You’ve probably seen Julissa Calderon before. The Afro-Latina “Dominicanita that could” has been a presence on both your computer and more recently TV screens for years. Now, as Julissa Calderon would say, she’s “popping off.” Not only is she starring as Yessika in Netflix’s “Gentefied,” and the upcoming Amazon Prime Series “With Love,” but she is also the face of the new ‘Got milk?’/’toma leche‘ campaign.

Recently, Julissa sat down with FIERCE to talk about her success, what keeps her grounded, and imposter syndrome. Here are some of the gems of wisdom that this FIERCE queen dropped in our interview.

On stopping to appreciate the progress we’ve made in our lives:

“I think it’s really interesting because so much so, we don’t look at our progress a lot because we’re constantly looking and what’s next? What’s next? What’s next? Sometimes, when I have time to actually sit down and reflect, and I look at the trajectory of what my life has been in the past couple years, I see the growth, not only in my career, but just as a human and just as a person. I see what my mindset used to be and how it’s not there anymore and it’s for the better.”

On being an example for younger generations by living her truth:

“Hopefully for the next generation of my family — all of the kids — I hope that they’re seeing what I didn’t see. That’s totally fine if you want to do a 9-to-5, but are you happy with your life? Because that’s how I live my truth. Just being happy with what I’m doing and making sure it aligns with who I am every single day.”

On the importance of believing in yourself:

“I always say this: The man who says that he can and the man that says that he can’t — they’re both right. And for me, I’m the girl that says that she can.”

How dropping comparisons and time frames changed her quality of life:

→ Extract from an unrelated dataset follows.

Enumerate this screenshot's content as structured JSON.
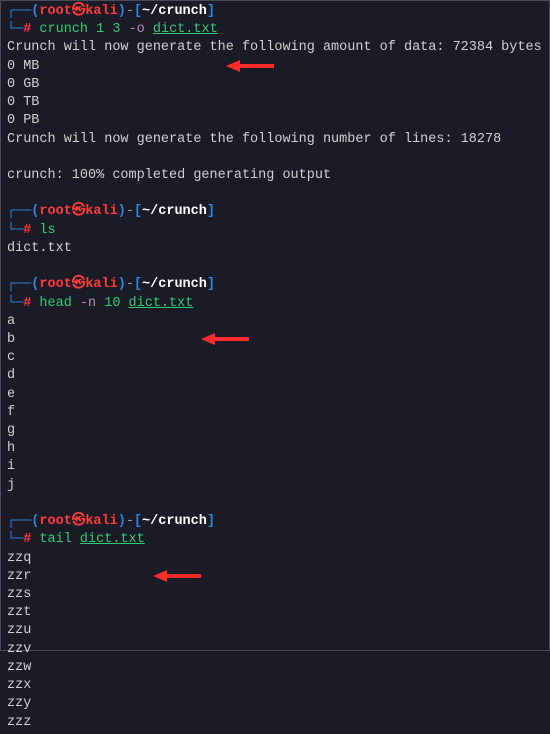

“I’ve taken away the time frame of life. I think that so much so, especially with Instagram, we look at some people and they’re like walking resumes. And it makes you sometimes feel like ‘Am I not doing enough?’ So I’m working on it. I’m not gonna say that I’ve taken it all away. But I’m working every day towards not looking at the next person and comparing. I’m living in the day-to-day and that’s the only thing that’s gonna keep me happy.”

On imposter syndrome:

“I am a very confident woman. But I’d be doing myself and everyone a disservice by saying that sometimes I don’t have those moments of self-doubt, of imposter syndrome, of feeling like I’m not enough….In my last interview, when they asked me what I was doing next, I…mentioned how I have a new Amazon show. But then I said ‘Oh, but I’m only in two episodes.’ And even that, just [groans]. The waitress from five years ago would have been over the moon that she got this. So why am I minimizing it now? There’s no ‘small’ anything.”

On dealing with the pressure of being the “poster child” of Afro-Latinidad:

“I think that there were so many women who did this before me. I think I’m just one of the people that talked about it a lot. When we go back to BuzzFeed…the biggest [videos] that were popping off were me talking about Afro-Latinidad…So I think that people have taken that and been like, ‘Well she’s the girl, because she’s talked about it from the beginning.’ But there’s so many of us doing the work.

“I also feel like for me, it’s just being really transparent and being honest in who I am. This is who I am. I am an Afro-Latina. And although I didn’t grow up with that term…to be on the forefront of this and talk about this because now I have the knowledge, I hope that it impacts everyone into sharing it and knowing it and doing better. Because we’re knowing where we come from and we’re being proud of where we come from.”